WHAT YOU WILL DO:
Please write out all of the entries without altering anything.

______________________________

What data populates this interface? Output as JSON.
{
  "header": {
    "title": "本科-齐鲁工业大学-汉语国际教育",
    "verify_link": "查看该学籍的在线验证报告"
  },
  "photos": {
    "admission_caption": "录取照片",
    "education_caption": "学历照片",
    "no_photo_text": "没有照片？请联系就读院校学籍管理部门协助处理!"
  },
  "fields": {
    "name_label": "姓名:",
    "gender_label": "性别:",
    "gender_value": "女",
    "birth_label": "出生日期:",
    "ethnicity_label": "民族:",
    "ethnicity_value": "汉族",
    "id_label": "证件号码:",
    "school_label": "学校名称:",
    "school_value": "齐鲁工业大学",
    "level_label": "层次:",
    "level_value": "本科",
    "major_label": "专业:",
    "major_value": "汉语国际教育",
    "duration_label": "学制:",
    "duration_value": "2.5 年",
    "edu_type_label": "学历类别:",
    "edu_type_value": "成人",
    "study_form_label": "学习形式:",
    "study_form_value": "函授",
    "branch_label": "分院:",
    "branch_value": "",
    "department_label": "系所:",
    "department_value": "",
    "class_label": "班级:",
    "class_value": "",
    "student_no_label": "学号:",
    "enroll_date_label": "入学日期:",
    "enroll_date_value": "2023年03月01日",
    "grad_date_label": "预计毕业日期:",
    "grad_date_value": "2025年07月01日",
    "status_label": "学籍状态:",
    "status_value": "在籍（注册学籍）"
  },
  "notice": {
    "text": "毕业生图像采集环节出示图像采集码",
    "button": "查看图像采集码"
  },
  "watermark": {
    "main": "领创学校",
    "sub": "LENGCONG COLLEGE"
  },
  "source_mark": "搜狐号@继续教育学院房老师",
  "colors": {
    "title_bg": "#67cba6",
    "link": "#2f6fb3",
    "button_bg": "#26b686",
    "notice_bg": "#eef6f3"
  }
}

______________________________

ANSWER SECTION:
What data populates this interface? Output as JSON.
{
  "header": {
    "title": "本科-齐鲁工业大学-汉语国际教育",
    "verify_link": "查看该学籍的在线验证报告"
  },
  "photos": {
    "admission_caption": "录取照片",
    "education_caption": "学历照片",
    "no_photo_text": "没有照片？请联系就读院校学籍管理部门协助处理!"
  },
  "fields": {
    "name_label": "姓名:",
    "gender_label": "性别:",
    "gender_value": "女",
    "birth_label": "出生日期:",
    "ethnicity_label": "民族:",
    "ethnicity_value": "汉族",
    "id_label": "证件号码:",
    "school_label": "学校名称:",
    "school_value": "齐鲁工业大学",
    "level_label": "层次:",
    "level_value": "本科",
    "major_label": "专业:",
    "major_value": "汉语国际教育",
    "duration_label": "学制:",
    "duration_value": "2.5 年",
    "edu_type_label": "学历类别:",
    "edu_type_value": "成人",
    "study_form_label": "学习形式:",
    "study_form_value": "函授",
    "branch_label": "分院:",
    "branch_value": "",
    "department_label": "系所:",
    "department_value": "",
    "class_label": "班级:",
    "class_value": "",
    "student_no_label": "学号:",
    "enroll_date_label": "入学日期:",
    "enroll_date_value": "2023年03月01日",
    "grad_date_label": "预计毕业日期:",
    "grad_date_value": "2025年07月01日",
    "status_label": "学籍状态:",
    "status_value": "在籍（注册学籍）"
  },
  "notice": {
    "text": "毕业生图像采集环节出示图像采集码",
    "button": "查看图像采集码"
  },
  "watermark": {
    "main": "领创学校",
    "sub": "LENGCONG COLLEGE"
  },
  "source_mark": "搜狐号@继续教育学院房老师",
  "colors": {
    "title_bg": "#67cba6",
    "link": "#2f6fb3",
    "button_bg": "#26b686",
    "notice_bg": "#eef6f3"
  }
}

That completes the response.